The result should be every line of the listing that contains "label".

---

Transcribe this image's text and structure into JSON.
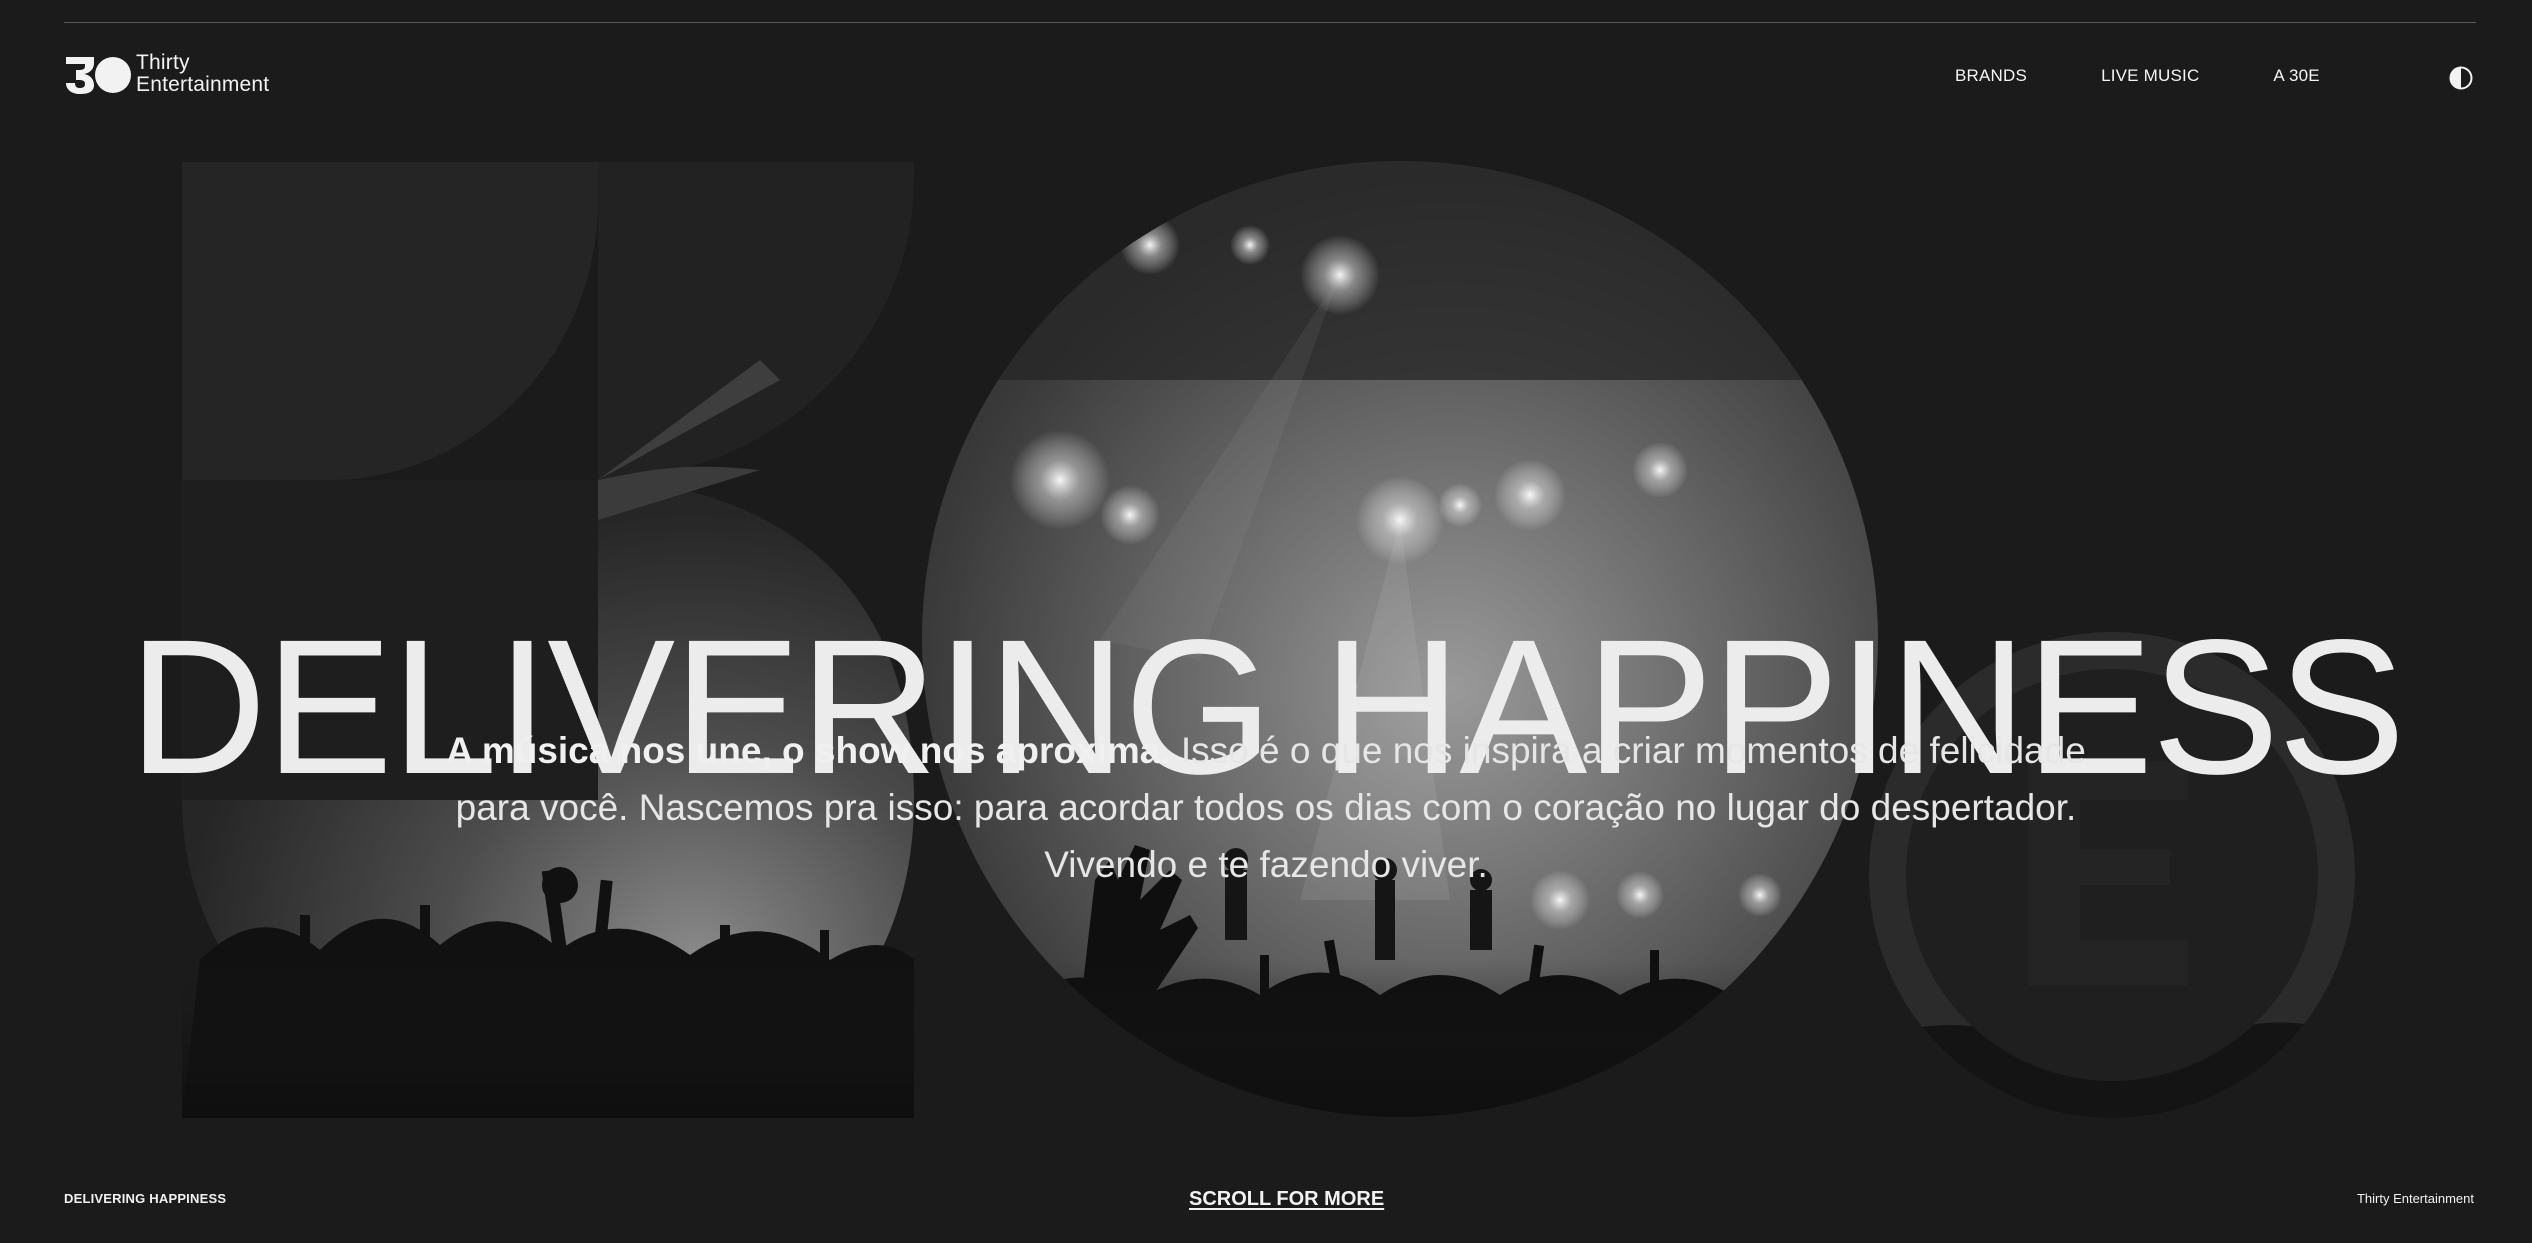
{
  "brand": {
    "mark": "30",
    "name_line1": "Thirty",
    "name_line2": "Entertainment"
  },
  "nav": {
    "items": [
      {
        "label": "BRANDS"
      },
      {
        "label": "LIVE MUSIC"
      },
      {
        "label": "A 30E"
      }
    ],
    "theme_toggle_icon": "half-circle-contrast-icon"
  },
  "hero": {
    "headline": "DELIVERING HAPPINESS",
    "lead_bold": "A música nos une, o show nos aproxima.",
    "lead_rest": " Isso é o que nos inspira a criar momentos de felicidade para você. Nascemos pra isso: para acordar todos os dias com o coração no lugar do despertador. Vivendo e te fazendo viver.",
    "background_image": "concert-crowd-photo"
  },
  "footer": {
    "left": "DELIVERING HAPPINESS",
    "center": "SCROLL FOR MORE",
    "right": "Thirty Entertainment"
  },
  "colors": {
    "background": "#1b1b1c",
    "text": "#ececec"
  }
}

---

SOLUTION TO THIS TASK
        "label": "BRANDS"
        "label": "LIVE MUSIC"
        "label": "A 30E"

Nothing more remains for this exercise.